David E. Stone
Unanticipated Despair (Despite Prior Naive Optimism)
January 10 - February 7, 2009
Artist's Reception: January 10, 2009, 6-9pm
David E Stone is a conceptual artist based in Los Angeles who has been active in the visual arts in California for more than thirty years as an artist, gallerist, and curator. Stone’s artistic practice is driven by his fascination with how reality can be perceived, both intellectually and physically. Using materials as diverse as digital prints, paintings, neon sculptures, and installations, Stone’s work ranges from the humorously accessible to the curiously poetic.
Unanticipated Despair (Despite Prior Naïve Optimism) presents large-scale archival digital photographs, a neon sculpture, and an installation of brightly colored broken glass. The exhibition contains numerous photographic images where the objects of the images are being viewed through an intermediate lens of some kind. Car chases are viewed through television screens, a power line is viewed in parallax through the lens of an eyeglass, and a dead butterfly is photographed on the bumper of a car. Some of the photographic images, such as the leavings of an Easter dinner and the aforementioned dead butterfly, serve to evoke feelings of revulsion in the viewer. Thematically, these images serve to challenge whether our perceptions of the world are truly as unmediated and pure as we would believe them to be.
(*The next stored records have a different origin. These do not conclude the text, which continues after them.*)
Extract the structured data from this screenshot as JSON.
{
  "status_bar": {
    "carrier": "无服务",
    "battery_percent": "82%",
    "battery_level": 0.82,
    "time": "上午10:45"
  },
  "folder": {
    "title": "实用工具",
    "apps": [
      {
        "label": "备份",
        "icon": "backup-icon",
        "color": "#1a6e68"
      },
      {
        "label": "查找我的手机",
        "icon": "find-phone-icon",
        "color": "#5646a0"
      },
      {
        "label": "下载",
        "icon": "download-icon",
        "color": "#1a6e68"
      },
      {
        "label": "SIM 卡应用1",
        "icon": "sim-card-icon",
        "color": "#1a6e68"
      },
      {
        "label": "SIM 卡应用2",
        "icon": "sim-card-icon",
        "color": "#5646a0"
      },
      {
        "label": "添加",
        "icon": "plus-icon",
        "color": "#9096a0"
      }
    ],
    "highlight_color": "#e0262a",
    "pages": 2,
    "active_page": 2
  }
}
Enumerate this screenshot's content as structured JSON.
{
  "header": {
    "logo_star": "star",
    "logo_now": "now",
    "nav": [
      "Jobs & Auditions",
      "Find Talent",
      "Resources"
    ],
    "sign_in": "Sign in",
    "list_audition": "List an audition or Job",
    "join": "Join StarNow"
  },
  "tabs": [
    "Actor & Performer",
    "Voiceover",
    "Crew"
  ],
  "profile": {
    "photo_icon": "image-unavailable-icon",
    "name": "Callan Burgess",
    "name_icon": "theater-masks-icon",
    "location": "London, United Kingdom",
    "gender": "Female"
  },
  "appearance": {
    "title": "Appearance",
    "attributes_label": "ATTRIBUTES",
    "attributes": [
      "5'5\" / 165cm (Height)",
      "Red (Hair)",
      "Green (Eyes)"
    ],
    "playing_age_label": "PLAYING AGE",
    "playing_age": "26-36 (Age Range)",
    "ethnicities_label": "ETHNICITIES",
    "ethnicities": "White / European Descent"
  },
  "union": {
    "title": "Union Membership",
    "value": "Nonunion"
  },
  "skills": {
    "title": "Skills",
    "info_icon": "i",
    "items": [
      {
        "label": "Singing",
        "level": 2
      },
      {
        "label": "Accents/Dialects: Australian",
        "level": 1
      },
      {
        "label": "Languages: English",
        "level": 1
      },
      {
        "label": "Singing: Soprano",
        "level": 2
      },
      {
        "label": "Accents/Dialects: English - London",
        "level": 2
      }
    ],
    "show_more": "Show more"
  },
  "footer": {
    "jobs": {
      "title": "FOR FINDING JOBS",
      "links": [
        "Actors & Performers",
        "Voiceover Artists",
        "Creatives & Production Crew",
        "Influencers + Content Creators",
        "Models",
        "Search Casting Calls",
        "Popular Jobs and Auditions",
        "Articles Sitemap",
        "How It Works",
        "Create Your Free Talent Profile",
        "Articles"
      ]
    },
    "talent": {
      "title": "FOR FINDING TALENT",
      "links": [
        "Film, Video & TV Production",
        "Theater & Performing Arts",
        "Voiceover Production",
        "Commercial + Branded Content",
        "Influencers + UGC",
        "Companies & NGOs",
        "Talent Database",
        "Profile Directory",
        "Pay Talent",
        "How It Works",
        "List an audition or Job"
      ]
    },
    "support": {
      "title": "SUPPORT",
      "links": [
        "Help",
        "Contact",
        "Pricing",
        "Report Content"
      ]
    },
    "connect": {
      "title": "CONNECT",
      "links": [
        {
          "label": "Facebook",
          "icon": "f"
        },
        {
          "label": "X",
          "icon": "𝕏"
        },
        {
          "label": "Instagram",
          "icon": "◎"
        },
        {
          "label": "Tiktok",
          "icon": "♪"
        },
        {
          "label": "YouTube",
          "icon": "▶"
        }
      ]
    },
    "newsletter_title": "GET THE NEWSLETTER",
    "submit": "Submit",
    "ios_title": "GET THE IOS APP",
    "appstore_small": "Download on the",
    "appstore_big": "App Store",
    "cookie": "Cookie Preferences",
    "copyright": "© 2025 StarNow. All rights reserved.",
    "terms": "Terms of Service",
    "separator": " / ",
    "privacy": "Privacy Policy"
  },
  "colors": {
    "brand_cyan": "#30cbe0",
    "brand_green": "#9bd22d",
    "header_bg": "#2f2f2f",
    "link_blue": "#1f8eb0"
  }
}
Unanticipated Despair shows us several different filters that affect our perceptions of the world, such as the media and our feelings, and asks us to look more closely at the process by which we assign meaning to sensory and cultural input. With the neon sculpture that unites the show, Stone declares all perceptions and all meanings transient, and suggests that we would be naïve indeed to believe otherwise.